In the records below, find the line that contains "Convert this screenshot", then write out that line and each one after it exactly, up to and including the last.

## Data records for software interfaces
..............................
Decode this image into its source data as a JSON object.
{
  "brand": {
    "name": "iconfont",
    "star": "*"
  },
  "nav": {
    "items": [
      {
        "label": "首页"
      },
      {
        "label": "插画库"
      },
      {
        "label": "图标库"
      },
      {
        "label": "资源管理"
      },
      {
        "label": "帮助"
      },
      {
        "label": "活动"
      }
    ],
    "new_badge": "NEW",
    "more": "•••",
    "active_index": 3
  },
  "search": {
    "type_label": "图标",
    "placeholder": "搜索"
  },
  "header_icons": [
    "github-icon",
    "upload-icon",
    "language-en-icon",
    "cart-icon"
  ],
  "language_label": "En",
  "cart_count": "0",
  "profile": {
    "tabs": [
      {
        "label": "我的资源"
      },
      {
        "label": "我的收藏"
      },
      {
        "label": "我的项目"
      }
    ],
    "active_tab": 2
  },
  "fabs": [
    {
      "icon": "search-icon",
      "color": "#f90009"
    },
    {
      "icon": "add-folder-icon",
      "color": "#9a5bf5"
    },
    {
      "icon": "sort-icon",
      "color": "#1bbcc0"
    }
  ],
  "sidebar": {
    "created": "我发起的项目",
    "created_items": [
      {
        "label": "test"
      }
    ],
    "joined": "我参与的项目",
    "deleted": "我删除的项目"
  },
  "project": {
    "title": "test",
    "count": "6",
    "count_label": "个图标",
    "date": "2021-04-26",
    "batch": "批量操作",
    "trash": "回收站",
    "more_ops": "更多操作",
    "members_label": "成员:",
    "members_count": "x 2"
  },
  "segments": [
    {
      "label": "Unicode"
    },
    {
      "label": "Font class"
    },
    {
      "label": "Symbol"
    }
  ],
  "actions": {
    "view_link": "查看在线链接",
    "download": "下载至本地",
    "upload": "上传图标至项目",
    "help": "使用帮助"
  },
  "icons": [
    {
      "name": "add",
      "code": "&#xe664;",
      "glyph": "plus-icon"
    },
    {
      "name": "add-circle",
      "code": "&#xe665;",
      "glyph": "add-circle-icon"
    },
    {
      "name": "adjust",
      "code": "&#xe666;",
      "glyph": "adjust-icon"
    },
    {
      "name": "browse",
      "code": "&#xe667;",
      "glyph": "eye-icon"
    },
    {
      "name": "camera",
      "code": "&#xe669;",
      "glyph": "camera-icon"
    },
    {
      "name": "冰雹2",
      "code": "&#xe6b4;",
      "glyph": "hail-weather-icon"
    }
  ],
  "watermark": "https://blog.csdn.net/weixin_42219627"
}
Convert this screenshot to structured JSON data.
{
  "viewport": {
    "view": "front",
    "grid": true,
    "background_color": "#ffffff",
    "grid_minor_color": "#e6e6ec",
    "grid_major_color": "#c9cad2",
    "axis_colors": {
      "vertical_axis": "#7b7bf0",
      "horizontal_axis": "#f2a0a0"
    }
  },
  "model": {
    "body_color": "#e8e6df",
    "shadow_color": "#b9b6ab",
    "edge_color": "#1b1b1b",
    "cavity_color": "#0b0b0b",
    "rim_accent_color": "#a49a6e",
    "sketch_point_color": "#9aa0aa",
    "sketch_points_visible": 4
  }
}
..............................
## Solution to this task
Convert this screenshot to structured JSON data.
{
  "viewport": {
    "view": "front",
    "grid": true,
    "background_color": "#ffffff",
    "grid_minor_color": "#e6e6ec",
    "grid_major_color": "#c9cad2",
    "axis_colors": {
      "vertical_axis": "#7b7bf0",
      "horizontal_axis": "#f2a0a0"
    }
  },
  "model": {
    "body_color": "#e8e6df",
    "shadow_color": "#b9b6ab",
    "edge_color": "#1b1b1b",
    "cavity_color": "#0b0b0b",
    "rim_accent_color": "#a49a6e",
    "sketch_point_color": "#9aa0aa",
    "sketch_points_visible": 4
  }
}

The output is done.